- Identify two time periods where there were few immigrants coming to Canada.
World War 1
World War 2
- Identify two time periods when there were many immigrants coming to Canada.
Economic Boom – 1950’s
Extend Prairies – 1910
- How did Canada’s immigration policy change in 1967?
The points test (35/70) was made. No racism.
- Describe the pattern of population in terms of ethnic origin in Canada. Be prepared to give reasons for the ethnic patterns you identify.
Montreal and Ontario –Multicultural
Manitoba –English and German
Saskatchewan –English and German
Alberta –English and Chinese
B.C. – English and Chinese, also a lot of Punjabi
Yukon –English and French
Northwest Territories –French, English and First Nations
Nunavut –First Nations and then English
- Describe the impact that the Baby Boom generation has had, and continues to have on Canadian Society.
First they were dependent, then we needed to support them with jobs until retirement when we need to pay for their pensions and they are dependent. When they die we are going to need a lot of graveyards.
- Identify and explain three trends in the origin of Canada’s immigrants.
United Kingdom and Europe dramatically decrease throughout the years.
Asia dramatically increases throughout the years.
- List Canada’s current top six mother tongues.
English, French, Chinese, Italian, German, Spanish (EFCIGS)
- Which three provinces attract the most immigrants and why?
Ontario, Quebec, B.C.
-three largest cities
-living with their customs
- Be prepared to outline your Immigration Policy. Make sure you include a rationale (reasons) for you policies.
-do not accept seriously ill (unless have family that will take care of them), criminals, public threat
-accept refugees, relatives (cousins, aunts and uncles, grandparents, parents, siblings, nieces and nephews)
AGE – 18-65 years = 20pts (2pts offfor every year outside)
EDUCATION – Gr. 1-12 plus two years of university or college= 20pts (2pts off for each year not taken)
WORK EXPERIENCE – anywhere= 10pts (2pts per year)
RELATIVES – if have relatives=20pts (no relatives equals 0pts)
LANGUAGE – depends on what part of Canada they are immigrating two=20pts for main language, 10pts for second language
PERSONAL ASSIGNMENT – 10pts
WEALTH – poor=10pts –average=15pts –rich= 10pts
Pg. 447, 448 #3, 5, 6e, 7, 8
3. What are the advantages and disadvantages of using groundwater as a source of fresh water?
-fluctuates less with seasons
-doesn’t need to be treated as much
-needs to be protected
-may have unpleasant taste because of certain minerals dissolved out of the rock
-we cannot use too much groundwater
5. What are four reasons why the demand for water will probably increase in the feature?
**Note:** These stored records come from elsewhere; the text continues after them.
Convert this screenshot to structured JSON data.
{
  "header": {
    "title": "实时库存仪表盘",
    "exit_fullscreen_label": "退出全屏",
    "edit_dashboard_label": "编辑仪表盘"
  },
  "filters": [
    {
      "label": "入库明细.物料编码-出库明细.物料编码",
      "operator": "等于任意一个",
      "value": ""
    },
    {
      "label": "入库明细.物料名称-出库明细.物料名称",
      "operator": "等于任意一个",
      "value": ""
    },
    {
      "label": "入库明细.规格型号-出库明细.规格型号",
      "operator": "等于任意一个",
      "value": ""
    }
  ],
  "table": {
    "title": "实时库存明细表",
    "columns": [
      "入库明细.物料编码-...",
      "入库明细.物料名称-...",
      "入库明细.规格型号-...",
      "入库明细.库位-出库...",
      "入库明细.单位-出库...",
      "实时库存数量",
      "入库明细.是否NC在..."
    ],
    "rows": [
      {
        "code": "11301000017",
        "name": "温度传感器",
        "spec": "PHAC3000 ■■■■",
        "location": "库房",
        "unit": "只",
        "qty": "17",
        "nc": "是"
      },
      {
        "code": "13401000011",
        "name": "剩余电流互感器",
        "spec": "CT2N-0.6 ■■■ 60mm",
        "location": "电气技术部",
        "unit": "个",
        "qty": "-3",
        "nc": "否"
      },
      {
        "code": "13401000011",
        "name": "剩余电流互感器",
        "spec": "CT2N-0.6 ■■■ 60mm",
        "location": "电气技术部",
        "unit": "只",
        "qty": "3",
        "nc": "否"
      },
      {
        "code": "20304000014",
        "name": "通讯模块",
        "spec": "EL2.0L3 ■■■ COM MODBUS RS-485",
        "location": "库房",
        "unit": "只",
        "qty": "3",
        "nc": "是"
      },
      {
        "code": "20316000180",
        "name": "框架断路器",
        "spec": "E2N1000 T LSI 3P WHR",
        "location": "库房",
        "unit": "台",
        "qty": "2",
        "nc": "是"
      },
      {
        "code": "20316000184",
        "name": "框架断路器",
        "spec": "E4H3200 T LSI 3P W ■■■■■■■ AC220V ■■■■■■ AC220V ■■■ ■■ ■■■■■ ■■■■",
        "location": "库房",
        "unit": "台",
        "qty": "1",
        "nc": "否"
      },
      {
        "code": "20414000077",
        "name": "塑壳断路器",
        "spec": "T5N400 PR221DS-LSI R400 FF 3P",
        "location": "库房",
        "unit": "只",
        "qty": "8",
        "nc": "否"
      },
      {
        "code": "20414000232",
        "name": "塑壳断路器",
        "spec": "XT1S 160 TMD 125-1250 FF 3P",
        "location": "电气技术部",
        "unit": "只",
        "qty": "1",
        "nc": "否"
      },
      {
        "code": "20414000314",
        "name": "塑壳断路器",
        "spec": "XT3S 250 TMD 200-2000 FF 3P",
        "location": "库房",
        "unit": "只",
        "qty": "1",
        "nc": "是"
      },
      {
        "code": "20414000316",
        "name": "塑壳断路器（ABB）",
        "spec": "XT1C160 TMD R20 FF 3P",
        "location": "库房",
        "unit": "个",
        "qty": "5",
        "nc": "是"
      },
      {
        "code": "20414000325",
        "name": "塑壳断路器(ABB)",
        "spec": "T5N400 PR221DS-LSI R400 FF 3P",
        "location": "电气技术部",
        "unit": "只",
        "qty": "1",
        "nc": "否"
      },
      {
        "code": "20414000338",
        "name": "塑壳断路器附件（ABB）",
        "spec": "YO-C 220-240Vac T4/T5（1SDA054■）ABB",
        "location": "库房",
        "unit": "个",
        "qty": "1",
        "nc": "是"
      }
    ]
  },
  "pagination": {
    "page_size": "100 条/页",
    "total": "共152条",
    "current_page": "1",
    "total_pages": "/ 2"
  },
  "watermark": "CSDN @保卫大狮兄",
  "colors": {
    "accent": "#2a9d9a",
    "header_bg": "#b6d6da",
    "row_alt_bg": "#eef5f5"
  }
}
Careless use of water
6. e) In what direction does most of Canada’s water flow?
What percentage of the total flow goes in this direction?
Most of Canada’s water flow’s North.
45% of Canada’s water flows north.
7. a) Where does your water come from?
b) Where is it treated?
c) Where does it go after it is used?
My water comes from a well, from the water table (ground water).
It is treated through a filtration system that goes through the pump.
It goes to our septic system.
Pg. 453, 454 #1-4
- Three ways in which water can become contaminated.
Chemical- most dangerous, in lakes and rivers, deadly, drinking water for millions of people
- How is the quality of a lake or river damaged by the presence of large amounts of nutrients (fertilizer)?
It can contaminate groundwater and is very difficult to clean.
- How does farming contribute to water pollution?
Farmers can apply too much pesticides, fertilizer or livestock wastes. These chemicals either seep into the ground and pollute the groundwater or it spreads to a lake, river or stream nearby.
- The Great Lakes have been called a “chemical soup”. Explain the meaning of this expression.
Some industries have been dumping toxic chemicals into our water supplies for years. Over 360 toxic chemicals have been detected in the water. 43 “toxic hot spots” in Canada and the United States has been identified in the Great Lakes where there are particular problems with the build up of poisonous chemicals.